Central Line Placement: The Seldinger Technique

The most nerve-racking step of central line placement for the inexperienced practitioner is accessing the vein. My preferred way to safely access the vein for central line placement is to use the Modified Seldinger Technique. In some studies for ultrasound-guided internal jugular vein catheterization, the modified Seldinger techniqueshowed superiority over the Seldinger technique in terms… Continue reading Central Line Placement: The Seldinger Technique

Comparing French Sizing to Gauge for IVs and Central Venous Catheters

By convention, peripheral IV catheters are sized in gauge, and central venous catheters (CVCs) are sized in French. This table compares French sizing to gauges for catheters with flow rates. Comparing French Sizing to Gauges with flow rates Poiseuille’s Law for IV Flow Rates Catheter sizes are critical if you are trying to rapidly transfuse… Continue reading Comparing French Sizing to Gauge for IVs and Central Venous Catheters

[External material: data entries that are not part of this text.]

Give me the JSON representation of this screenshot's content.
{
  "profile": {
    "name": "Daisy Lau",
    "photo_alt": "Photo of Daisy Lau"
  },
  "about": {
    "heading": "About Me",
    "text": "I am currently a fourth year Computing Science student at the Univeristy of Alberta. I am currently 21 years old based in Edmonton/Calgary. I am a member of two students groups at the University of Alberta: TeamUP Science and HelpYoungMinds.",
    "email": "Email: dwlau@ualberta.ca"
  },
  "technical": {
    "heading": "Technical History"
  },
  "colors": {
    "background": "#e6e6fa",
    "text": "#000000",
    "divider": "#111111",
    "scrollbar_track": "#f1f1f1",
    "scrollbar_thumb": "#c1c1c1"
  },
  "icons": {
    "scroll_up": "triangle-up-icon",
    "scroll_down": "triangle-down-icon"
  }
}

Ultrasound-Guided Subclavian Central Line Placements

The central line insertion location has an outsized impact on a number of quality metrics related to central line safety. Sadly, the 20 y/o intern there to place the line, often late in the afternoon, rarely can connect their choice of location to the care and maintenance of that line by the nursing staff and… Continue reading Ultrasound-Guided Subclavian Central Line Placements

What is Rapid Central Vein Assessment (RaCeVA)?

Rapid Central Vein Assessment (RaCeVA) is a systematic, standardized approach for ultrasound assessment before central venous catheterization.  Ultrasound use for central line placement not only provides superior procedural advantages but can also be used to perform a thorough assessment of the vascular structures to evaluate vessel health, viability, size, and patency, including the location of… Continue reading What is Rapid Central Vein Assessment (RaCeVA)?

Should You Double-Stick Your Central Lines?

I wasn’t very familiar with the term “double-stick” when I went through my anesthesia residency. Although we did the typical “big cases” and trauma, we did not routinely place two central lines in a single vein of the same patient. In my current practice, however, it is very common to place two central venous catheters… Continue reading Should You Double-Stick Your Central Lines?

7 Different Types of Central Venous Catheters

If you want to know what type of central venous catheter your patient needs, this is the place to start. The first step of central venous catheter placement is confirming the patient actually needs a central venous catheter and consents to the procedure. Once you know that your patient needs a central line, the question… Continue reading 7 Different Types of Central Venous Catheters

Why you dry thread your IVs and angiocatheters

If you have ever tried to place an IV or use an angiocatheter to access the vein for a central line, you familiar with the experience of a “dry thread.” A “dry thread” is the experience of getting a flash confirming that you are in the vein, but the catheter is placed What is a… Continue reading Why you dry thread your IVs and angiocatheters

Central Line Placement: The Steel Needle vs Angiocatheter Debates

Central line placement is as standardized of a procedure as you can find in healthcare. No matter the city or hospital, the steps are exactly the same without much debate except for the great divide; using a steel needle vs angiocatheter to access the vein. If you are getting into a debate, it is important… Continue reading Central Line Placement: The Steel Needle vs Angiocatheter Debates

Central Line Placement: Ultrasound Vs Manometry

Central line placement is a very safe procedure in experienced hands. However, each year a new group of medical trainees arrives and needs to be quickly educated about how to perform safe central line placement. If you are a trainee looking to learn safe central line placement, there are two key techniques for safe central… Continue reading Central Line Placement: Ultrasound Vs Manometry